LOVE everything you have written!
We are coming in July from DC with our 3 children (ages 25, 23, 18)
We found a house in Kitsalano and a rental car but now worried that we should be in the city in a hotel where the kids can go out later and also we can see the views all the time. We want to whale watch and possibly go to Vancouver Island and Whistler. My daughter is obsessed with orcas.
We have 5 1/2 days….should we stay in a hotel in Vancouver then head to Vancouver Island for 2 nights? Would love your thoughts! Thank you so much
Hey Marybeth, I’m glad you appreciate our tips. It’s really hard to give you a definitive recommendation without knowing your family’s interests better. I would say trying to squeeze Vancouver, the Island, and Whistler into 5.5 days is a stretch. Maybe skip Vancouver Island and do whale watching from Granville Island.
Definitely drive up Highway 99 some. Squamish has some good food, breweries, hikes, cafes (Zephyr), and better scenery than Whistler, too, so don’t overlook it. It’s closer to the city, too.
As for where to stay in Vancouver, I’d say a house in Kits is more family-friendly than a hotel downtown. And more pleasant with a rental car, too. The views from Kits Beach, and the other beaches further west, are better than any downtown. Depending on where in Kits it is, it’s an easy bus ride or $10-12 taxi from downtown anyway.
This was so helpful and a great read! Thanks for the ideas!
What would you suggest for top day trips from Vancouver? (we are renting a car for a couple days). We will be coming to Vancouver for a week. Would you recommend Bowen Island? Deep Cove?
Thanks, Kallie. It’s nothing you won’t read elsewhere, but I’d recommend driving up the Sea-to-Sky highway. Maybe stop at Squamish and do a hike there. Or go up the gondola and hike from the top. Or find more off-the-beaten path paths to hike on.

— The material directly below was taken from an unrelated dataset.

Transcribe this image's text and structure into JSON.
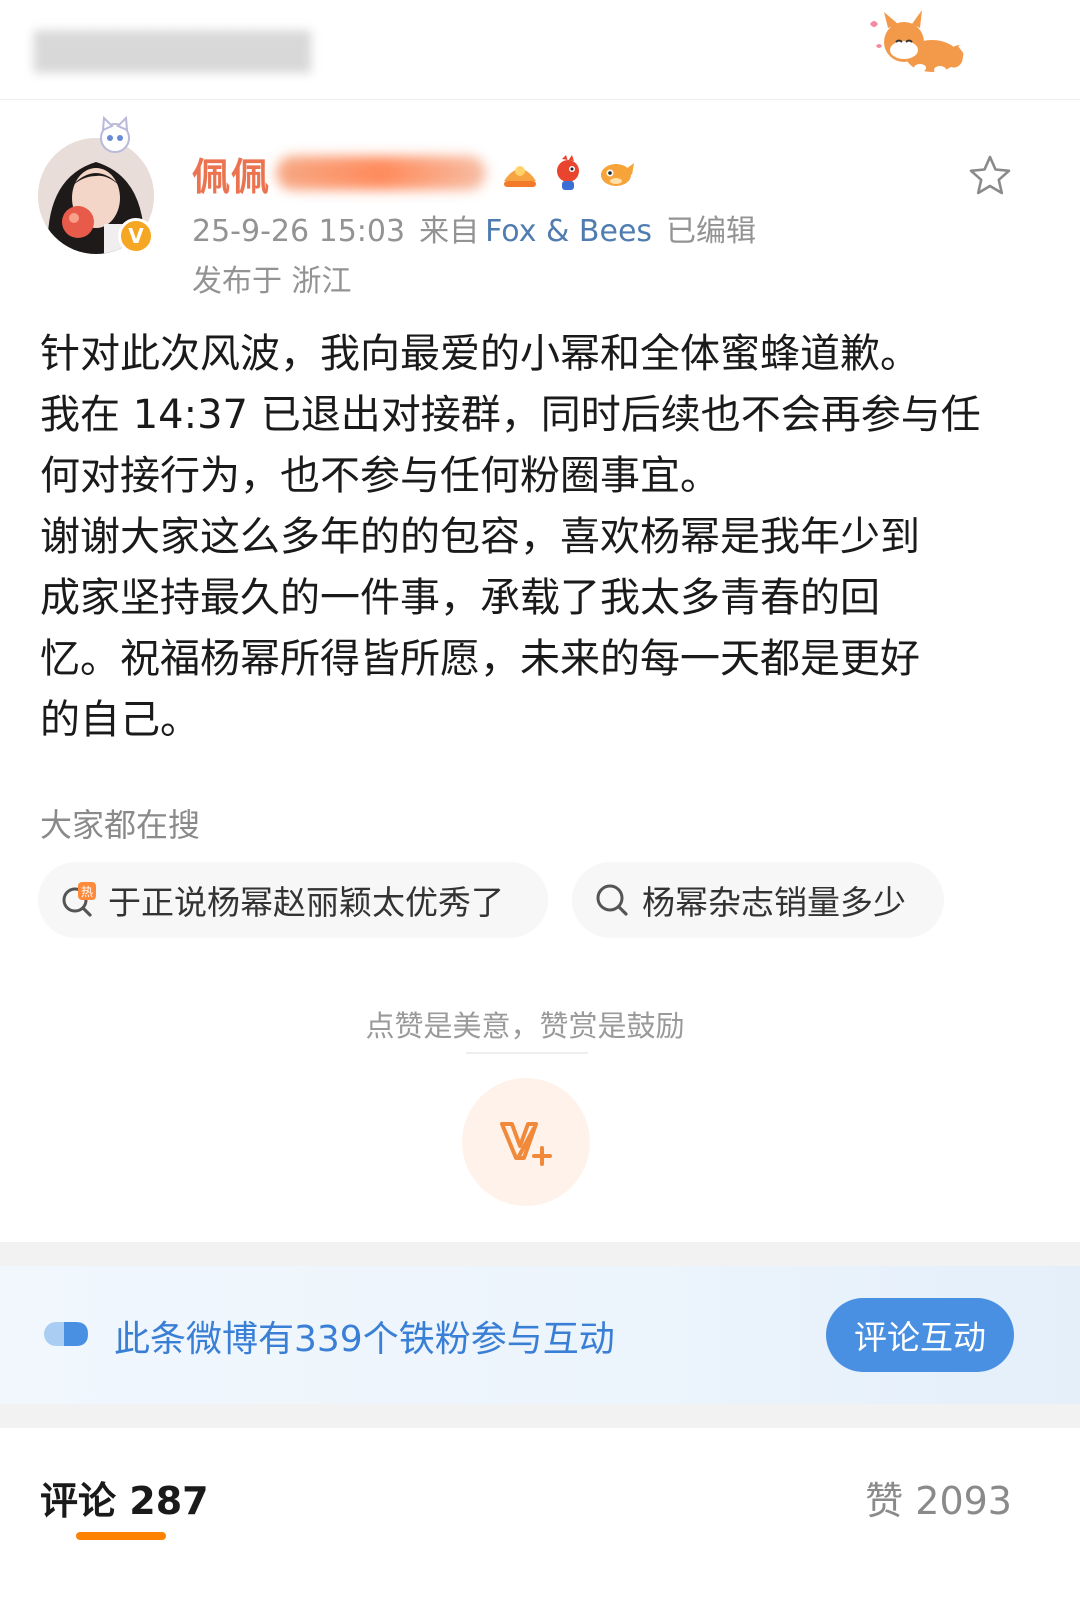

Bowen’s cool. So’s the Sunshine Coast. But if you take a ferry, make a reservation. It’s not worth the wait and stress otherwise.
Enjoy your visit!